“Most people are on board the bullish train, at least for now,” said Harris Trifon, a Deutsche Bank analyst in New York. “The interest rate market is reset so low that its forced fixed-income investors to look for higher-yielding assets.”
Interest jumped this year as the Federal Reserve Bank of New York auctioned off commercial property debt it assumed during the 2008 bailout of American International Group Inc. (AIG) The sales from the Fed’s Maiden Lane programs helped the district bank recoup loans extended during the rescue.
“The Maiden Lane successful sale process is probably the most important with respect to market confidence,” said Chris Skardon, partner at $250 million Charlotte, North Carolina-based Gorelick Brothers Capital LLC. “If you feel like we’re getting close to the bottom, then it’s a reasonable time to enter back into the market,” said Skardon, whose firm is a dedicated fund of mortgage hedge funds invested in about 20 managers, including those in CMBS.
Though late payments on the debt fell in July, they rose to records this year as loans from the boom era failed to refinance, according to Wells Fargo & Co. (WFC) Delinquencies declined 11 basis points to 9.34 percent last month, marking the first decline since January.
Property values are also staging an uneven recovery, with buildings in the largest cities recovering 41 percent from January 2010, compared with an 18.7 percent gain for those in smaller cities, according to the Moody’s/RCA Commercial Property Price indexes.
Slowing economic growth and the ongoing European debt crisis may knock the rally off course, according to Deutsche Bank’s Trifon.
“There is the potential for a bad ending in the very near future,” he said.
For now, demand for newly created bonds is also rising, helping Wall Street arrange loans for landlords needing to refinance.

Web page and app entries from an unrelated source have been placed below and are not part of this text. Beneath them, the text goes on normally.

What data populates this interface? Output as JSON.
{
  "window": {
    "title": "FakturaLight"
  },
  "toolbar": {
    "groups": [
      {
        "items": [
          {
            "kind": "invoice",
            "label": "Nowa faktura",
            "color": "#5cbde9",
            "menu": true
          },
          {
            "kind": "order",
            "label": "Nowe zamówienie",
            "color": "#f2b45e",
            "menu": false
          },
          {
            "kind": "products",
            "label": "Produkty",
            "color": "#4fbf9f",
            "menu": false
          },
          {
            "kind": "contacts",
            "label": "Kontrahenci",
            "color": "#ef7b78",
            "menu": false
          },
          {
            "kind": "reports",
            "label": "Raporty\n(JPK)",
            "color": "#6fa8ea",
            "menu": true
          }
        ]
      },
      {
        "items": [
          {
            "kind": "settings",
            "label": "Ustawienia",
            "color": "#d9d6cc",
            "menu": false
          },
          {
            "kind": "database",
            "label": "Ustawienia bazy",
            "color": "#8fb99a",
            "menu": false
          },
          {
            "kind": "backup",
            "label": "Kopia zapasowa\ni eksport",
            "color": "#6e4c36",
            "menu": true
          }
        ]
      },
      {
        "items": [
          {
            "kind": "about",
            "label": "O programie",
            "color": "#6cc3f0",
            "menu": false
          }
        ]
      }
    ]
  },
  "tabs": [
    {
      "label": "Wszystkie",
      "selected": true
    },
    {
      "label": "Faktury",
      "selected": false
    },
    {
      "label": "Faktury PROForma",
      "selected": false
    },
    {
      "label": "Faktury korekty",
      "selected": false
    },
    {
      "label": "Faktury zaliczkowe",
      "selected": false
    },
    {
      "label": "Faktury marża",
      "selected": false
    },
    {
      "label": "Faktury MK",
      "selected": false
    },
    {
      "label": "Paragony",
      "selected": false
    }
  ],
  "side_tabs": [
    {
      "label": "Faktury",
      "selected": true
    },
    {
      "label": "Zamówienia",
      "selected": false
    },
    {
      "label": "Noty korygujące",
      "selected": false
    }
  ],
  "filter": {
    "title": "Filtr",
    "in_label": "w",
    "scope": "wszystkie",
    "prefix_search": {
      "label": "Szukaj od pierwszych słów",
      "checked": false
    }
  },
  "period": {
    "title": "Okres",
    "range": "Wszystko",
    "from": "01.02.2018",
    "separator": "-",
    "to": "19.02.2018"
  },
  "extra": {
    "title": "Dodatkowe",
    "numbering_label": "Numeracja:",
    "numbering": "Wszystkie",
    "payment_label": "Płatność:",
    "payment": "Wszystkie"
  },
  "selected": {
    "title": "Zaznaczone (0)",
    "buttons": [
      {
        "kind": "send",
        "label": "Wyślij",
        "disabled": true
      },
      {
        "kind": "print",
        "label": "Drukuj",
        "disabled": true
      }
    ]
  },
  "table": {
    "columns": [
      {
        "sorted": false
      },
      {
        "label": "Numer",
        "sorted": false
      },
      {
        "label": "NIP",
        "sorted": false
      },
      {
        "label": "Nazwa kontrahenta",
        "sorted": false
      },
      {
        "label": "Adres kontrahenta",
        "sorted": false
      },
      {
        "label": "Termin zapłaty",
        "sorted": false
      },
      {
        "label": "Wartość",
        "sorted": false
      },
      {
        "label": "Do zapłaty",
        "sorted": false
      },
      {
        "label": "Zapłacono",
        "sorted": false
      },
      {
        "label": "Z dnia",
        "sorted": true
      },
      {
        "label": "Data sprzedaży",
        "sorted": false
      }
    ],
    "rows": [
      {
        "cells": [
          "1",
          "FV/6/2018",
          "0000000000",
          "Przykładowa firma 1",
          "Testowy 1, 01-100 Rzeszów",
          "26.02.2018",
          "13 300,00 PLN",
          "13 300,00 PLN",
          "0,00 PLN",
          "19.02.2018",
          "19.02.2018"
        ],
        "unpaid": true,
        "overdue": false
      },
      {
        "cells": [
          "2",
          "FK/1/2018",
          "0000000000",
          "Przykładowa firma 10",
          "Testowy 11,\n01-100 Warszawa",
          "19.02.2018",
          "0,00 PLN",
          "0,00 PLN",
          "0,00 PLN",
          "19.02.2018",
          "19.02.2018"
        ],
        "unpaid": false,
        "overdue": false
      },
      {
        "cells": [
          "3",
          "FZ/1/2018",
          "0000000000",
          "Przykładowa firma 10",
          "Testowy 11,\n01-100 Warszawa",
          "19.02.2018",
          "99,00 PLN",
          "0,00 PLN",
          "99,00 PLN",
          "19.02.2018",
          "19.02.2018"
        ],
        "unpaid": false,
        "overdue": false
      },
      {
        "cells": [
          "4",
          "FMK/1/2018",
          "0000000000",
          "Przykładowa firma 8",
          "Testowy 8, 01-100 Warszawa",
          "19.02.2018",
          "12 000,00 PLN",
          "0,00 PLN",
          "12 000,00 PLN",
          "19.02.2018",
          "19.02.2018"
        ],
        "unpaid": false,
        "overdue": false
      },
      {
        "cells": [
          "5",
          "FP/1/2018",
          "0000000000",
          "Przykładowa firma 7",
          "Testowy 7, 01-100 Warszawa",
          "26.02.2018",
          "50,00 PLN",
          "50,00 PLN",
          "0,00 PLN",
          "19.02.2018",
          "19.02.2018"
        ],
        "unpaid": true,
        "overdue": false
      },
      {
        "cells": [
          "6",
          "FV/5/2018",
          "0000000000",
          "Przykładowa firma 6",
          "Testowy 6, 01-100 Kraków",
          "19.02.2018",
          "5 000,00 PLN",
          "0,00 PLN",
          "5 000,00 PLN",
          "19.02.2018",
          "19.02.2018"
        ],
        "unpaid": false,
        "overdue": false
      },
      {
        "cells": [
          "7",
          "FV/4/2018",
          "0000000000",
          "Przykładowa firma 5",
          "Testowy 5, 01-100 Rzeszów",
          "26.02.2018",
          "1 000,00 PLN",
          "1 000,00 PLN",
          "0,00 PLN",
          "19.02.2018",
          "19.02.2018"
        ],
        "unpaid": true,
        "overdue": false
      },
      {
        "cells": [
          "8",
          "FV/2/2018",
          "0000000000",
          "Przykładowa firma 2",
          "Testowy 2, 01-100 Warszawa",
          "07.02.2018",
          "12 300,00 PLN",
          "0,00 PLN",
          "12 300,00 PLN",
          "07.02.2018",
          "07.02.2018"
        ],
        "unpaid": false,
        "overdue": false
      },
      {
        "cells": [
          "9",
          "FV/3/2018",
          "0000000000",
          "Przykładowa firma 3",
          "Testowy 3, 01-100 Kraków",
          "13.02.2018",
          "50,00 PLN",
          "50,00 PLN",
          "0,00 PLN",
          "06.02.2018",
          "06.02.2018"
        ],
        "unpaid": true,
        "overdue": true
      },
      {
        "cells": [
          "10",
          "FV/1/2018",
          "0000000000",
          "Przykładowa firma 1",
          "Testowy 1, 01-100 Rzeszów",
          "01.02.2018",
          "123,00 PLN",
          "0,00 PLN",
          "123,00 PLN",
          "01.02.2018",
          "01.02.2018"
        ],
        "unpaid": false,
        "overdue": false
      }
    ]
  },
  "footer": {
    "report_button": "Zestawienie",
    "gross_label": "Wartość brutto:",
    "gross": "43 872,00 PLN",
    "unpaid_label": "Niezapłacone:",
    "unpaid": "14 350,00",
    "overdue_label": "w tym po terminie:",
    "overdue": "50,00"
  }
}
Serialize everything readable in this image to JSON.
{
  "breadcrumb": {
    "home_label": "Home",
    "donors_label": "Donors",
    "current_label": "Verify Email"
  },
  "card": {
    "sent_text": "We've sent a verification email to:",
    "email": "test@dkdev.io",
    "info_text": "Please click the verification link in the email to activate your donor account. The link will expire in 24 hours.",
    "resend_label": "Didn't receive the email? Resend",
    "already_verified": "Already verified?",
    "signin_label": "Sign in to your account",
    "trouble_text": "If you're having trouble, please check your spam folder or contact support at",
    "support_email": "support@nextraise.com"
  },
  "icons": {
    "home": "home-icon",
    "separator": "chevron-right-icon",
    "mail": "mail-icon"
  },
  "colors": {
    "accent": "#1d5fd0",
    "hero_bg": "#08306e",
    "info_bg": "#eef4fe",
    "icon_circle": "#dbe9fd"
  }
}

Wells Fargo and Royal Bank of Scotland Group Plc (RBS) last month issued top-ranked securities maturing in about 10 years yielding 120 basis points more than the benchmark swap rate, the narrowest spread since April, according to Deutsche Bank data.
Relative yields on top-ranked commercial mortgage bonds narrowed 24 basis points last month to 162 basis points, or 1.62 percentage points, according to Barclays index data. The spread is the least since at least January 2008.
“The fundamentals of CMBS should hold up even if we have a weakening economy and a downtick in GDP as long as we stay out of recession,” said Barkan of Seer.